This project proposes the further study of the geometric function theory in complex analysis and its applications. The geometric function theory, whose goal is to obtain qualitative characteristics of investigated objects when quantitative approach fails, is represented by several topics. (1) Studies of quotients of holomorphic loop spaces on complex manifolds, which are responsible for several intrinsic properties of the manifolds. Introducing different equivalence relations it is possible to construct objects ranging from holomorphic fundamental groups similar to classical fundamental groups to expansions of complex manifolds, where all holomorphic and plurisubharmonic functions can be extended. The initial work in this direction has shown an interesting mixture of analysis, geometry and topology. (2) Pluripotential theory on compact sets. In this setting such major tool as the Monge-Ampere equation does not work, while many classical questions have a natural reduction to the compact case. In particular, it is a problem of the existence of pluriharmonic fibrations of maximal plurisubharmonic functions. Since it is known that, in general, fibrations by complex curves do not exist, the PI will look for fibrations by compact sets such that the restrictions of a maximal plurisubharmonic function to these sets are pluriharmonic. (3) The theory of Hardy and Bergman spaces on hyperconvex domains. This is another topic that can be approached by geometric methods. Here the primary goal is the connection of the Poisson kernels with the geometry of the domains and applications to composition operators. As applications of the geometric function theory the PI is going to study such related subject as: uniform algebras, algebraic dependence of entire functions and approximation theory.

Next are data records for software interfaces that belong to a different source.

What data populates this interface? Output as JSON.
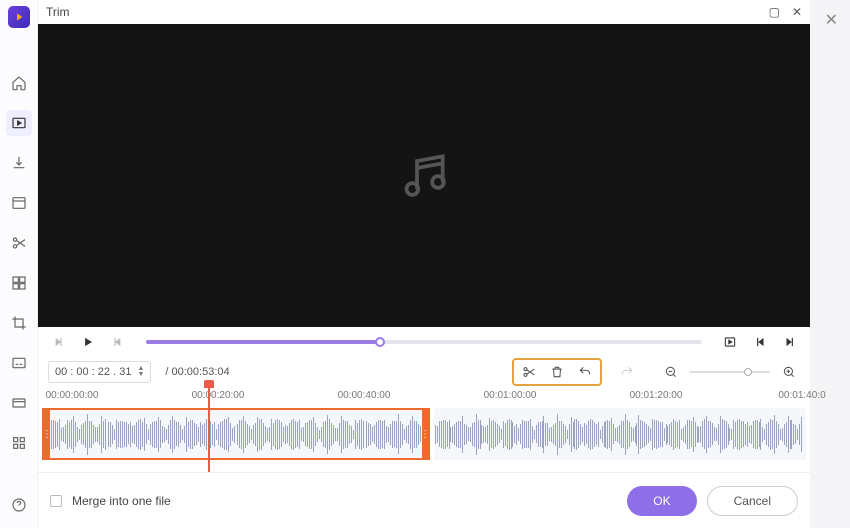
{
  "dialog": {
    "title": "Trim"
  },
  "transport": {
    "current_time": "00 : 00 : 22 . 31",
    "duration": "/ 00:00:53:04",
    "progress_pct": 42
  },
  "ruler": {
    "ticks": [
      "00:00:00:00",
      "00:00:20:00",
      "00:00:40:00",
      "00:01:00:00",
      "00:01:20:00",
      "00:01:40:0"
    ]
  },
  "footer": {
    "merge_label": "Merge into one file",
    "ok": "OK",
    "cancel": "Cancel"
  }
}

If the major advances in mathematics achieved in 19th and 20th centuries were due to our better quantitative skills, the modern mathematics became too complicated to be described by formulas. For example, such important objects as fractals cannot be described by any equations. This project intends to study complex mathematical problems using geometry. Geometry, as a part of mathematics, aims to describe qualitative, rather than quantitative, links between different objects. However, the geometric links can provide quantitative information about the subjects of study. The main goal of the project is to develop tools which can allow us to find geometric links between properties of functions and properties of their domains when complex numbers are involved. In its turn the knowledge of these links will lead us to better understanding of other areas of mathematics such as: the geometry of complex spaces, the transcendental numbers and the theory of approximation of functions by polynomials. As a broader impact, funding for this project will support the infrastructure of the Syracuse University's analysis group, which has historically been very strong. Some of the questions raised by this research will lead to PhD dissertation topics for graduate students, and others will provide an opportunity to involve undergraduate students in mathematical research. The funds will be used to allow PhD students to attend conferences for learning and disseminating their own achievements. A textbook which will be written as a part of the proposal will allow students in mid-size universities to access this important subject.
The Intellectual Merit of this proposal is the development of a geometric approach to different subjects complex analysis and its applications. One of the most interesting questions of mathematics is how far can we extend a mathematical object? For example, how far can I draw a line? And if above this line there is a graph can I extend this graph with the line preserving its properties? The first part of PI's work on the project last year was devoted exactly to these questions, where the objects were complex manifolds and plurisubharmonic functions. It was shown that under some conditions we can close holes in complex manifolds and extend there some useful functions. The second part of his work was devoted to introduction of algebraic methods to geometric problems. It is known that combinations of algebra and geometry bring new results and better understanding. PI's work led to discovery of algebraic structures where they were not known and hopefully these structures will be beneficial for the subject. The third part was dealing with adding flexibility to existing spaces of functions. Their properties play an important role in solving different problems however are dificult to establish. PI's work suggested tweaked versions of these spaces in expectation that they will be easier to use. As a broader impact, funding for this project supported the infrastructure of the Syracuse University's analysis group, which has historically been very strong. The project made an impact on the graduate program at SU: some of the questions raised by this research led to the PhD dissertation topics for graduate students. The book which the PI is writing as a part of the project will allow students in mid-size universities to access this important subject.